• _Assigned task_
Pick out every line of the entries below where "title" occurs, and copy those lines.

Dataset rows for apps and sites
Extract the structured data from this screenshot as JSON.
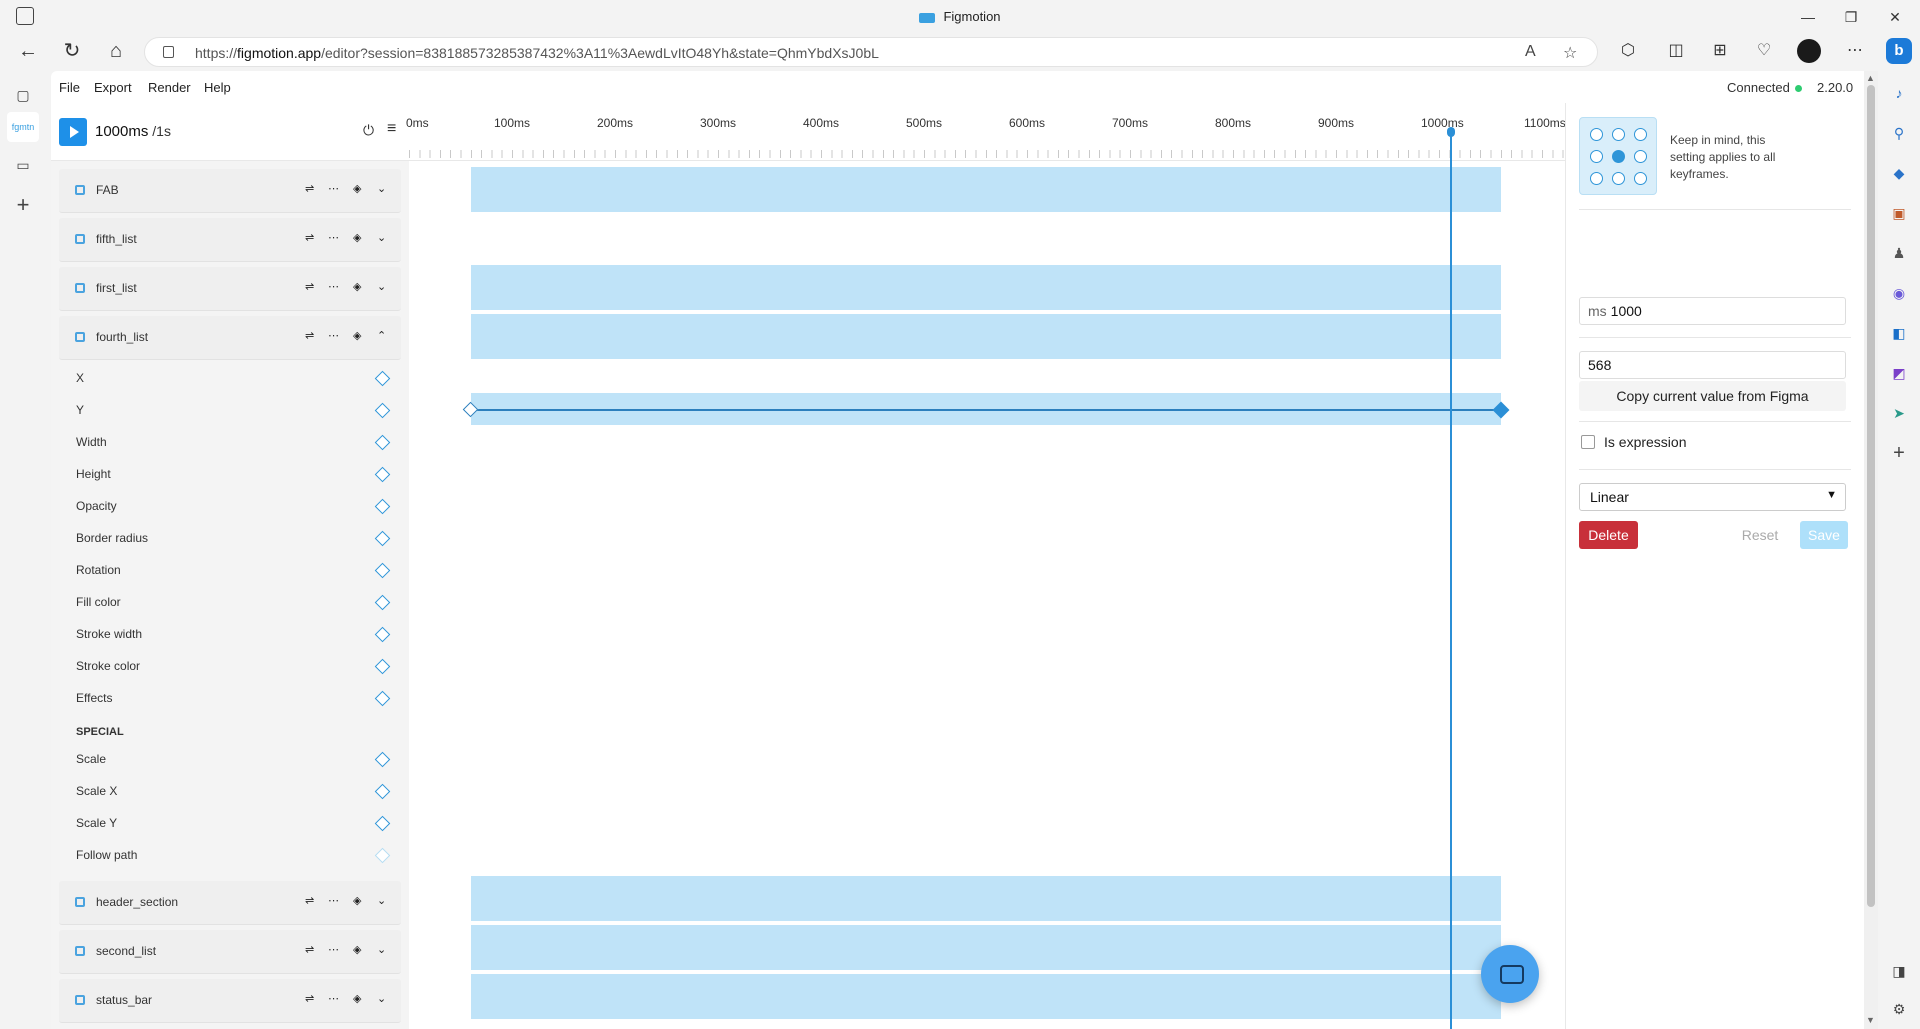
{
  "window": {
    "title": "Figmotion",
    "logo_text": "fgmtn",
    "min": "—",
    "restore": "❐",
    "close": "✕"
  },
  "browser": {
    "url_prefix": "https://",
    "url_host": "figmotion.app",
    "url_rest": "/editor?session=838188573285387432%3A11%3AewdLvItO48Yh&state=QhmYbdXsJ0bL",
    "back": "←",
    "refresh": "↻",
    "home": "⌂",
    "more": "⋯",
    "bing": "b"
  },
  "app": {
    "menu": [
      "File",
      "Export",
      "Render",
      "Help"
    ],
    "status": "Connected",
    "version": "2.20.0",
    "time_current": "1000ms",
    "time_total": " /1s",
    "ruler": [
      "0ms",
      "100ms",
      "200ms",
      "300ms",
      "400ms",
      "500ms",
      "600ms",
      "700ms",
      "800ms",
      "900ms",
      "1000ms",
      "1100ms"
    ],
    "layers_top": [
      "FAB",
      "fifth_list",
      "first_list",
      "fourth_list"
    ],
    "props": [
      "X",
      "Y",
      "Width",
      "Height",
      "Opacity",
      "Border radius",
      "Rotation",
      "Fill color",
      "Stroke width",
      "Stroke color",
      "Effects"
    ],
    "special_label": "SPECIAL",
    "special_props": [
      "Scale",
      "Scale X",
      "Scale Y",
      "Follow path"
    ],
    "layers_bottom": [
      "header_section",
      "second_list",
      "status_bar"
    ],
    "row_icons": {
      "tune": "⇌",
      "more": "⋯",
      "layers": "◈",
      "chev_down": "⌄",
      "chev_up": "⌃"
    }
  },
  "panel": {
    "note": "Keep in mind, this setting applies to all keyframes.",
    "ms_prefix": "ms",
    "ms_value": "1000",
    "value": "568",
    "copy_label": "Copy current value from Figma",
    "is_expression": "Is expression",
    "easing": "Linear",
    "delete": "Delete",
    "reset": "Reset",
    "save": "Save"
  },
  "colors": {
    "accent": "#1e90e8",
    "track": "#bfe3f8",
    "delete": "#c8303a"
  }
}
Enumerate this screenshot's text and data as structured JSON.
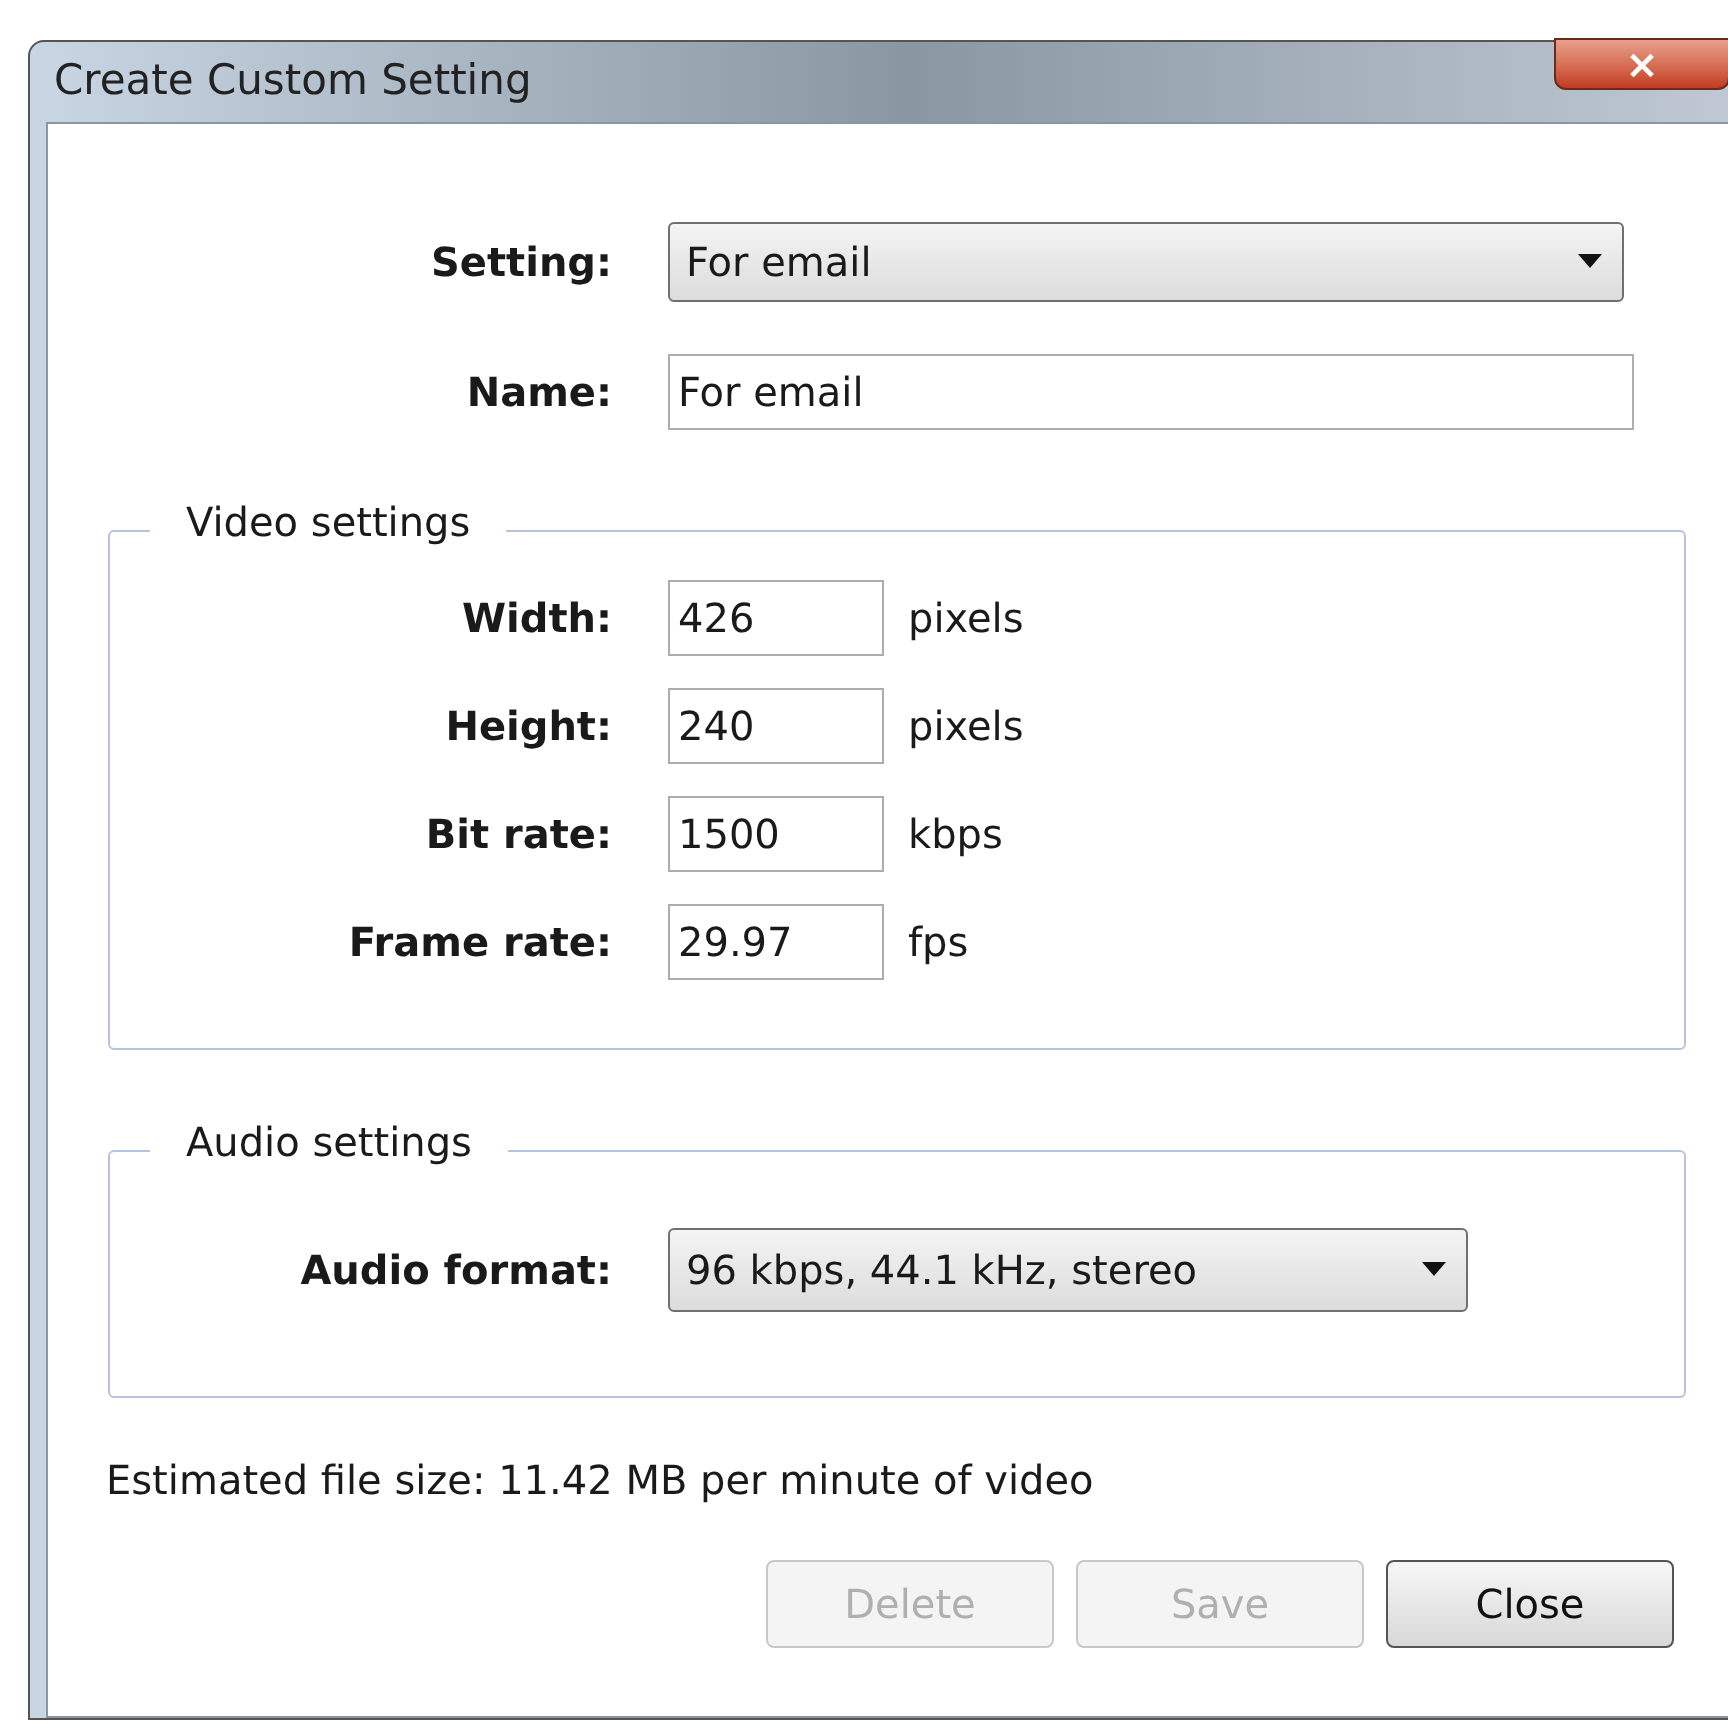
{
  "window": {
    "title": "Create Custom Setting",
    "close_glyph": "×"
  },
  "setting": {
    "label": "Setting:",
    "value": "For email"
  },
  "name": {
    "label": "Name:",
    "value": "For email"
  },
  "video_settings": {
    "title": "Video settings",
    "fields": [
      {
        "label": "Width:",
        "value": "426",
        "unit": "pixels"
      },
      {
        "label": "Height:",
        "value": "240",
        "unit": "pixels"
      },
      {
        "label": "Bit rate:",
        "value": "1500",
        "unit": "kbps"
      },
      {
        "label": "Frame rate:",
        "value": "29.97",
        "unit": "fps"
      }
    ]
  },
  "audio_settings": {
    "title": "Audio settings",
    "label": "Audio format:",
    "value": "96 kbps, 44.1 kHz, stereo"
  },
  "estimate": "Estimated file size: 11.42 MB per minute of video",
  "buttons": [
    {
      "label": "Delete",
      "disabled": true
    },
    {
      "label": "Save",
      "disabled": true
    },
    {
      "label": "Close",
      "disabled": false
    }
  ]
}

• _Result of this exercise_
    "title": "Figmotion",
    "title": "Create Custom Setting",
    "title": "Video settings",
    "title": "Audio settings",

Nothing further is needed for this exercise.